"He is extremely proud to go out like this. It will be a very touching and crashing moment when he comes out to bat for the last time in whites. The whole nation is going to mourn," he said.
Ranade revealed that Tendulkar spoke to his close friends before making his decision public, adding all of them believed it was the right one and at the right time.
"He called me up to say that he is retiring and I was shocked, because I was not expecting it. He said he believes that this is the right timing and I just said 'I respect your decision'. He was always very vocal and used to say 'I know exactly what I am doing' and 'the day I stop enjoying I will hang up my boots', which he did," said Ranade.
Asked to pick his favourite Tendulkar innings, Ranade was quick with his reply.
"Personally, my favourite Sachin innings of all-time is the 98 he scored against Pakistan, in the 2003 World Cup at Centurion, in South Africa. We [India] went on to lose in the final against Australia and he was saddest person on the ground that day even though he was awarded the Golden Bat by Sir Garfield Sobers. Every hundred of his was a masterclass but there have been some memorable ones, like against Australia, then in the West Indies, a couple of 90s against the South Africa quicks in Ireland on a green pitch."
Paying rich tribute to his longevity, Ranade said Tendulkar's extra-ordinary ability to focus helped him survive the rigours of modern day cricket.
"The game has given him so much; his longevity is amazing. It is about the level of focus he has; something like Michael Schumacher for years and years. All these champions are very special people. His level of focus is unmatchable. You will perhaps get just one person out of a million like him."
He believes that it will be impossible to keep Tendulkar, now 40, away from the game, as he has been involved with it since a very young age.
"I think it would be a bit of a bowl fish out of a bowl for him, but he will get time now to look into his son's small career which is setting up. He will try and give more inputs to him; he will have time to be with him, something he didn't for the last 14 years. He will be doing his fitness training and still be around, because you cannot keep a Sachin Tendulkar away from the game for long. To keep him away from the game is next to impossible," he said.
Ranade revealed that the Indian batting great has already begun preparation for the new season and had a net session at the MIG ground in Bandra, Mumbai, on Sunday, where they also performed a small puja to celebrate Dussehra.
"I did speak to him after his retirement announcement. I had a little net session with him at the MIG, where we did a puja [worship] on Dussehra day and put flowers on the bat, ball and stumps. He has that habit of doing that every Dussehra and we did that yearly puja yesterday. He had a decent net session for about half an hour, hitting the ball, so he has already started his practice for the Ranji Trophy, trying to get himself back in the four-day format."
Recalling their childhood days, Ranade remembers Tendulkar as a mischievous kid who was always up to something.

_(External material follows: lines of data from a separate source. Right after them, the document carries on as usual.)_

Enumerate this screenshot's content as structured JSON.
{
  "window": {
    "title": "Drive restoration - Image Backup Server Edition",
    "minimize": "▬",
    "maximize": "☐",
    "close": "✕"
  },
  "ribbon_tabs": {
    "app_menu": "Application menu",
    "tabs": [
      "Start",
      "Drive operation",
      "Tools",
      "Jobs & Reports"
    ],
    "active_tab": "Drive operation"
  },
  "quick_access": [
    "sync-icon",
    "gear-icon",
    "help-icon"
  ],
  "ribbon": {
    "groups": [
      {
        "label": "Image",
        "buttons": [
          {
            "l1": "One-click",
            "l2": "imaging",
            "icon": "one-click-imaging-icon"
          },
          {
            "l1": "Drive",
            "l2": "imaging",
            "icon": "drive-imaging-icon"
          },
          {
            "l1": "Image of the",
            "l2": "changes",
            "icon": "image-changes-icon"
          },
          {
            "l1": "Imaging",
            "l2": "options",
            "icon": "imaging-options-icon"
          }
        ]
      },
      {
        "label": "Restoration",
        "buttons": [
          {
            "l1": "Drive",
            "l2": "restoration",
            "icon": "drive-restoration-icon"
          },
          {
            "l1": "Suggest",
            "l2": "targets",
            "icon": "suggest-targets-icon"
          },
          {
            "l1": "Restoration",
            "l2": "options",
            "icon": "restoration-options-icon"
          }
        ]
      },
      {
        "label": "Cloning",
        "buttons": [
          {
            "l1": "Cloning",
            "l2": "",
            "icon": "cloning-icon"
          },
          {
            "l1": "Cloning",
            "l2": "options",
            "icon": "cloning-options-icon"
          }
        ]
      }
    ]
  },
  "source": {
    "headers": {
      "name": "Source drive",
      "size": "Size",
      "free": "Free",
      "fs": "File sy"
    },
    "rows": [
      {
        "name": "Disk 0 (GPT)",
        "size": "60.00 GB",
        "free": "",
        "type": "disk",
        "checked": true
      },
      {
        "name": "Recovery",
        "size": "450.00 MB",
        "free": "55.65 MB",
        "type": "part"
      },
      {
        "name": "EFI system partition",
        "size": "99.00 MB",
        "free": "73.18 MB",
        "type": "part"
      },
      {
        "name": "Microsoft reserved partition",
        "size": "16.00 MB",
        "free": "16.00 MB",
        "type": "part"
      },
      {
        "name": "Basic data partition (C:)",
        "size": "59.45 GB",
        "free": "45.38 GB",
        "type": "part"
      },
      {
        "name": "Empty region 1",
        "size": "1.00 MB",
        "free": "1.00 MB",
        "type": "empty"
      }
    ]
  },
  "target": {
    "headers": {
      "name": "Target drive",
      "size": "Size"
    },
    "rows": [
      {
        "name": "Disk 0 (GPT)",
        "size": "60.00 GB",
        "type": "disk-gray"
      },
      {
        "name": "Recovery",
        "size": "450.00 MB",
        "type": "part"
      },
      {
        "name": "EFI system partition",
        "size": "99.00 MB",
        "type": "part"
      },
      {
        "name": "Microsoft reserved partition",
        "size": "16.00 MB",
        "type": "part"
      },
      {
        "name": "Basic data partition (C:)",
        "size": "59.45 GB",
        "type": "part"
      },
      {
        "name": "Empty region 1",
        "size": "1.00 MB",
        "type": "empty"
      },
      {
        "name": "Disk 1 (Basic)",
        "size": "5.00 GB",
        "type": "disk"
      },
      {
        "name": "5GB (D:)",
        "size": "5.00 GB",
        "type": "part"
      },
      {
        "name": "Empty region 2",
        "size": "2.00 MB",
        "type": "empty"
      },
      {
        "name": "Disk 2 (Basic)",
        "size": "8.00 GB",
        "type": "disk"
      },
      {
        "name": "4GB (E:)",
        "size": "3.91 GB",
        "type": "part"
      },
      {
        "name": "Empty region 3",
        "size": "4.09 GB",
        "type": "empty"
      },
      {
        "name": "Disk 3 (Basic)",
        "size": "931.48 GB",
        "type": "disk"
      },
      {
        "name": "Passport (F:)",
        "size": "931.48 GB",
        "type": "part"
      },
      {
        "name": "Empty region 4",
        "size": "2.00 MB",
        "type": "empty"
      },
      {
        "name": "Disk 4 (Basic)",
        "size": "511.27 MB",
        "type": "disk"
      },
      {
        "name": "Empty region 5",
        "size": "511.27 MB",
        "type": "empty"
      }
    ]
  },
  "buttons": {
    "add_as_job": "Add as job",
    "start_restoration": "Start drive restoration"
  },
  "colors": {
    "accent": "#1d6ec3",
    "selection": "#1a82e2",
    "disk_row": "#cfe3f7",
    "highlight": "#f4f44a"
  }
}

"I know him from junior KG [kindergarten] days, when were like three years old. He was such a bundle of mischief, always up to something. He would never sit in one place, always going around. I tried to be on his side so that I did not get bashed up by him. Those days were great days and then we met again in Sharadashram School and everything we did in school he still has it etched in his memory. Whenever we sit down for dinner, or meet up, we talk about the old times. It's great to talk to him."